On 9 January, a Catholic church in Immerath, a city in western Germany, was destroyed to make way for the expansion of a gigantic coal (lignite) mine operated by RWE. This demolition took place in spite of protests by residents and environmental campaigners.
These images, which seem to come from another time, evoke the drama of the village of Tignes being swallowed up in 1952, the last inhabitants having to be evacuated by force by the police. But at the time, Tignes had to support efforts to rebuild the country, and the electricity involved was green (even if electricity then was colour-blind).
We’re also learning that, in Germany, the displacement of people in connection to coal mining is also affecting Lusatia, an eastern region near Poland, where entire villages have been wiped off the map. In 2007, a 750-year-old church was moved 12 kilometres from Heuersdorf to Borna (in the East) on two rolling platforms, at a cost of 3 million euros, in order to prevent its destruction.
Indeed, Immerath had already become a ghost town in 2013, when its 900 inhabitants, their houses, the 18th-century Stations of the Cross and other village monuments were relocated to Immerath Neu, a new site sprung from the earth in the same municipality of Erkelenz, in North Rhine-Westphalia, as part of an immense relocation plan affecting a total of 7,600 inhabitants of the region.
The environmental campaigners, with banners covered in slogans such as, ’He who destroys culture also destroys people’, were powerless to stop it.
This ‘minor news item’ reminds us that, beyond political discourse, the reality of electrical power generation in Europe in general and Germany in particular continues to be dependent on coal: coal and lignite still produce 40% of Germany’s electricity.

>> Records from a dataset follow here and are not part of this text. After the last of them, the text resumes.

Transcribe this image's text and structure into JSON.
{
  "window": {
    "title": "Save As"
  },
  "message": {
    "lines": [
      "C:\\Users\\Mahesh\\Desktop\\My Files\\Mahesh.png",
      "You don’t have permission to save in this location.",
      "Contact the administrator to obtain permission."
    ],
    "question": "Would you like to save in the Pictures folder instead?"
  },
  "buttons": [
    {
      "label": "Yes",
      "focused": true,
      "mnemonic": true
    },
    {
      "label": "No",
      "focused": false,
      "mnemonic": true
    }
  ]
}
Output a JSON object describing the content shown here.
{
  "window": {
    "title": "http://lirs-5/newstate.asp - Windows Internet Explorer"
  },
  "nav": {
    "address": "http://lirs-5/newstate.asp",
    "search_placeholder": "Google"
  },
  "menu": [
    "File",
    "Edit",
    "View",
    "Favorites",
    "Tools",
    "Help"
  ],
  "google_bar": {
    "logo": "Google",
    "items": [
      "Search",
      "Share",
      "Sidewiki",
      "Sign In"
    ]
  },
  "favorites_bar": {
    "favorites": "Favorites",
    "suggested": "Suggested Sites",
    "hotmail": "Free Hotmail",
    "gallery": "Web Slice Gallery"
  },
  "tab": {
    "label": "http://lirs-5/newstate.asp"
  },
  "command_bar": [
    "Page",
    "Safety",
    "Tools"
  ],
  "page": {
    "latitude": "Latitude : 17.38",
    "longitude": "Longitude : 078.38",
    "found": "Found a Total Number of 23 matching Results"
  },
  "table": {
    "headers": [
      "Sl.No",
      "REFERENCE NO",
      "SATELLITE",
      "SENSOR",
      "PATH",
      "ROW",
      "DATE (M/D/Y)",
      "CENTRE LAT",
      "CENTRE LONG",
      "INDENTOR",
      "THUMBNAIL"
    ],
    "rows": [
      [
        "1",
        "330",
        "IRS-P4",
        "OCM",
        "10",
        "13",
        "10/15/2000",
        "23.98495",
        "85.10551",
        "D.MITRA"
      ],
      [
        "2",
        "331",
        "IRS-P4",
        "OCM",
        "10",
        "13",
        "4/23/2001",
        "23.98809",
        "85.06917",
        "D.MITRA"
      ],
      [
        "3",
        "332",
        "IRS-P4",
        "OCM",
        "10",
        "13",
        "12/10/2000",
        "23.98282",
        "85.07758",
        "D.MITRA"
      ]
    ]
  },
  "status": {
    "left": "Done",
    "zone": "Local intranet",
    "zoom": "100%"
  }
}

The price of coal is therefore still the primary factor in the indexation and evolution of electricity prices on the continental plate. (see figure below):
While Germany has just created a new grand coalition government (CDU/CSU/SPD) with the signing of a new government contract (Koalitionsvertrag) introduced on 7/2/2018, we can legitimately ask ourselves: what will remain of October 2010’s Energiewende?
This energy revolution had been written into the Koalitionsvertrag of a similar grand coalition at the time, and called in particular for a 40% reduction in CO2 emissions by 2020 (with respect to the 1990 level), an 80% reduction by 2050 and a higher penetration of renewable energies in the electrical power generation market: 35% in 2020, 50% in 2030, 65% in 2040 and 80% in 2050.
Germany is ahead of the game in this latter goal, with 38% renewable energy, and the new government has even committed to reaching 65% from 2030 (i.e. 10 years early). On the other hand, the coalition agreement remains silent on the objective of reducing CO2 and specifies that the exit from coal must be made step-by-step (schrittweise).
In this respect, with a reduction of only 27.9% in 2015 (and a slight increase since then), the target seems permanently out of reach. Agora Energiewende even predicts that the 2020 target will be missed by…120 million tons of CO2 equivalent (i.e. more than 4 times the total emissions of the French electrical power sector in 2016).
It truly seems that, faced with the choice of a policy of industrial development (roll out of renewable energies) or of combating climate change, the decision-makers are clearly demonstrating their agnostic pragmatism.
And churches can fall…